Then Cyclone Yasi which passed through Northern Queensland in a matter of a few hours, but left a trail of destruction and deepened the troubles for the Queensland tourism industry. AFTA and retailers looked to support them by talking up and booking when possible holidays in Queensland.
Then the earthquake in Christchurch, a peaceful place on this earth that so many Australian’s have visited. Our hearts went out to our friends across the ditch.
Then the tsunami in Japan which brought with it new risks that nobody had really considered. How do you contain the media to a problem in one area of a country without sending a message that the entire country is at risk of nuclear exposure?
Then the long-awaited PricewaterhouseCoopers report on the review of consumer protection in the travel industry was released after a very long wait and it totally acknowledged the policy position that AFTA had taken.
The policy debate had been won and now the serious minor detail of how to implement the policy began.
The consistently high Australian dollar had the travel industry on a roll for 2011 and things are looking good.
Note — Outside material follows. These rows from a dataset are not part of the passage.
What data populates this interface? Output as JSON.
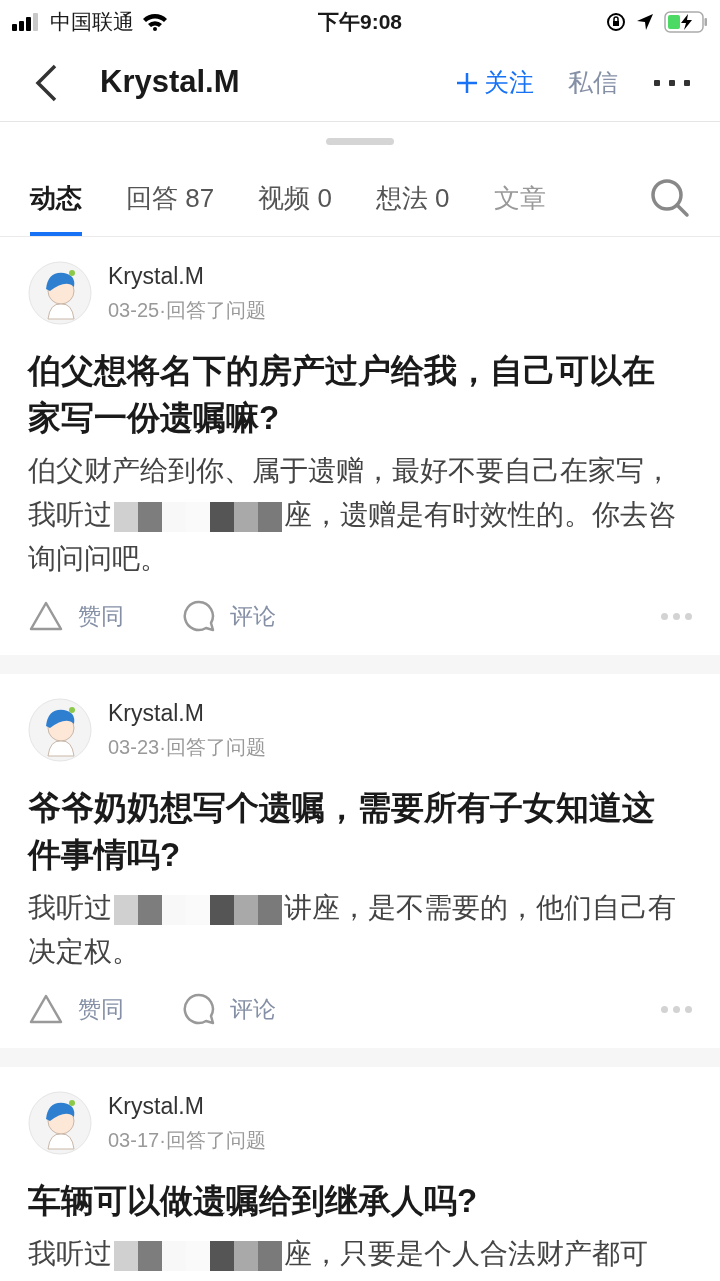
{
  "status_bar": {
    "carrier": "中国联通",
    "time": "下午9:08"
  },
  "header": {
    "title": "Krystal.M",
    "follow": "关注",
    "message": "私信"
  },
  "tabs": [
    {
      "label": "动态",
      "selected": true
    },
    {
      "label": "回答 87",
      "selected": false
    },
    {
      "label": "视频 0",
      "selected": false
    },
    {
      "label": "想法 0",
      "selected": false
    },
    {
      "label": "文章",
      "selected": false
    }
  ],
  "posts": [
    {
      "author": "Krystal.M",
      "date": "03-25",
      "action": "·回答了问题",
      "title": "伯父想将名下的房产过户给我，自己可以在家写一份遗嘱嘛?",
      "excerpt": [
        {
          "kind": "text",
          "text": "伯父财产给到你、属于遗赠，最好不要自己在家写，我听过"
        },
        {
          "kind": "redaction"
        },
        {
          "kind": "text",
          "text": "座，遗赠是有时效性的。你去咨询问问吧。"
        }
      ],
      "like": "赞同",
      "comment": "评论"
    },
    {
      "author": "Krystal.M",
      "date": "03-23",
      "action": "·回答了问题",
      "title": "爷爷奶奶想写个遗嘱，需要所有子女知道这件事情吗?",
      "excerpt": [
        {
          "kind": "text",
          "text": "我听过"
        },
        {
          "kind": "redaction"
        },
        {
          "kind": "text",
          "text": "讲座，是不需要的，他们自己有决定权。"
        }
      ],
      "like": "赞同",
      "comment": "评论"
    },
    {
      "author": "Krystal.M",
      "date": "03-17",
      "action": "·回答了问题",
      "title": "车辆可以做遗嘱给到继承人吗?",
      "excerpt": [
        {
          "kind": "text",
          "text": "我听过"
        },
        {
          "kind": "redaction"
        },
        {
          "kind": "text",
          "text": "座，只要是个人合法财产都可"
        }
      ]
    }
  ]
}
But, then the Eyjafjallajokull volcano erupted and the travel and aviation industry found out just how much trouble an ash plume over Europe can cause to the travelling public. Once again travel agents are on the front line helping travellers to get organised.
Then, without a lot of notice, an ash plume from the erupted Puyehue-Cordon Caulle volcano in Chile caused grounding of domestic flights in Australia and trouble for flights across the Tasman – something that everyone just looks in amazement upon and something once again which requires travel agents to rally into action.
On top of these natural disasters the entire Qantas fleet is grounded over a weekend in October. Nobody had trained for this but travel agents proved their true value.
And while the travel and tourism industry worked through these challenges the Federal Parliament passed a carbon tax, which is not helpful to the travel industry.
And it went further, on its last sitting day with the unexpected and sudden resignation of the Speaker of the House of Representatives Harry Jenkins, giving Prime Minister Gillard an entirely new footing on which to base, god only knows, upon us all next year.
These 11 things in 2011 have had and in some cases will continue to have significant impacts upon the travel industry in 2012.
After all that, one really does need to take a deep breath and I hope many of you will get a break, even if just a short break over this Christmas holiday period.
I wish all the loyal readers of travelBulletin a safe and joyful Christmas and hope that 2012 will bring prosperity and success to everyone.
Let’s also hope that we can have a lot less drama in 2012.
Jay Westbury’s AFTA View column appears monthly.